50. Yue S, Zhang J, Wu J, et al. Use of the monocyte-to-lymphocyte ratio to predict diabetic retinopathy. Int J Environ Res Public Health. 2015;12(8):10009–10019. doi:10.3390/ijerph120810009

51. Wang J, Chen Z, Yang K, et al. Association between neutrophil-to-lymphocyte ratio, platelet-to-lymphocyte ratio, and diabetic retinopathy among diabetic patients without a related family history. Diabetol Metab Syndr. 2020;12:55. doi:10.1186/s13098-020-00562-y

52. Luo W, Zhang W. The relationship of blood cell-associated inflammatory indices and diabetic retinopathy: a Meta-analysis and systematic review. Int J Ophthalmol. 2019;12(2):312–323. doi:10.18240/ijo.2019.02.20

Creative Commons License © 2022 The Author(s). This work is published and licensed by Dove Medical Press Limited. The full terms of this license are available at https://www.dovepress.com/terms.php and incorporate the Creative Commons Attribution - Non Commercial (unported, v3.0) License. By accessing the work you hereby accept the Terms. Non-commercial uses of the work are permitted without any further permission from Dove Medical Press Limited, provided the work is properly attributed.
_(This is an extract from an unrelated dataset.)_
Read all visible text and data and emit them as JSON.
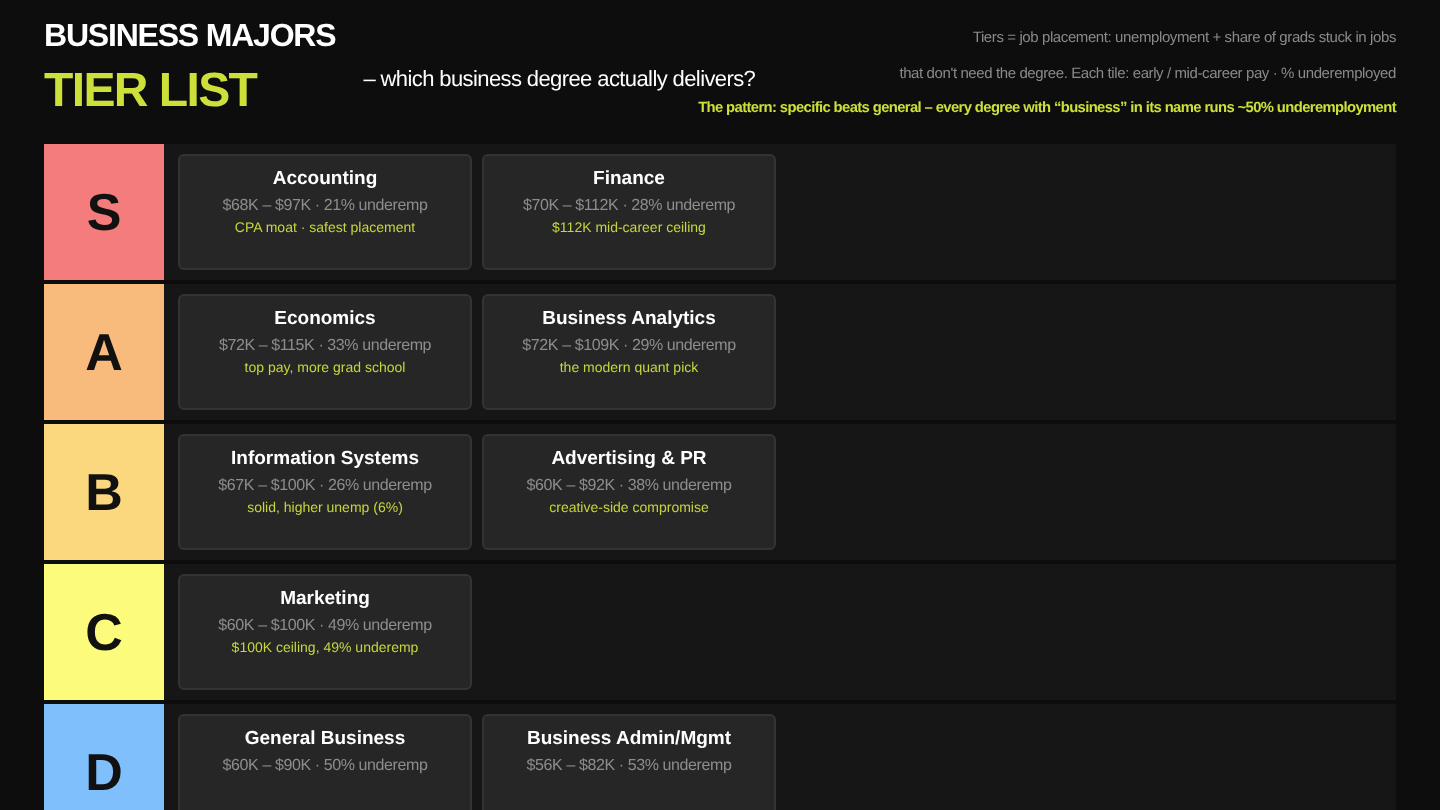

For permission for commercial use of this work, please see paragraphs 4.2 and 5 of our Terms.